======== Source data

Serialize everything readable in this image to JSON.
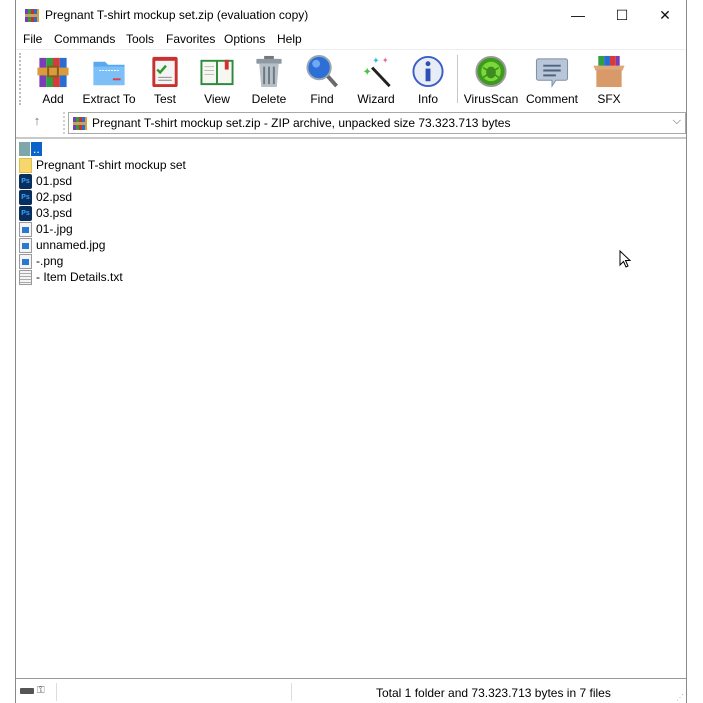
{
  "window": {
    "title": "Pregnant T-shirt mockup set.zip (evaluation copy)",
    "app_icon": "winrar-icon",
    "controls": {
      "minimize": "—",
      "maximize": "☐",
      "close": "✕"
    }
  },
  "menu": [
    {
      "label": "File"
    },
    {
      "label": "Commands"
    },
    {
      "label": "Tools"
    },
    {
      "label": "Favorites"
    },
    {
      "label": "Options"
    },
    {
      "label": "Help"
    }
  ],
  "toolbar": [
    {
      "label": "Add",
      "icon": "add-archive-icon"
    },
    {
      "label": "Extract To",
      "icon": "extract-folder-icon"
    },
    {
      "label": "Test",
      "icon": "test-clipboard-icon"
    },
    {
      "label": "View",
      "icon": "view-book-icon"
    },
    {
      "label": "Delete",
      "icon": "trash-icon"
    },
    {
      "label": "Find",
      "icon": "magnifier-icon"
    },
    {
      "label": "Wizard",
      "icon": "magic-wand-icon"
    },
    {
      "label": "Info",
      "icon": "info-icon"
    },
    {
      "label": "VirusScan",
      "icon": "virus-scan-icon"
    },
    {
      "label": "Comment",
      "icon": "comment-icon"
    },
    {
      "label": "SFX",
      "icon": "sfx-box-icon"
    }
  ],
  "address": {
    "up_symbol": "↑",
    "text": "Pregnant T-shirt mockup set.zip - ZIP archive, unpacked size 73.323.713 bytes",
    "chevron": "⌵"
  },
  "files": [
    {
      "name": "..",
      "type": "parent",
      "selected": true
    },
    {
      "name": "Pregnant T-shirt mockup set",
      "type": "folder"
    },
    {
      "name": "01.psd",
      "type": "psd"
    },
    {
      "name": "02.psd",
      "type": "psd"
    },
    {
      "name": "03.psd",
      "type": "psd"
    },
    {
      "name": "01-.jpg",
      "type": "image"
    },
    {
      "name": "unnamed.jpg",
      "type": "image"
    },
    {
      "name": "-.png",
      "type": "image"
    },
    {
      "name": "- Item Details.txt",
      "type": "text"
    }
  ],
  "status": {
    "text": "Total 1 folder and 73.323.713 bytes in 7 files",
    "resize_glyph": "⋰"
  },
  "colors": {
    "selection": "#0b63c9",
    "folder": "#f5d76e",
    "psd_bg": "#0a2e5c",
    "psd_text": "#31a8ff"
  }
}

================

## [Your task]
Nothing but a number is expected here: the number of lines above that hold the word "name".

## [Task response]
9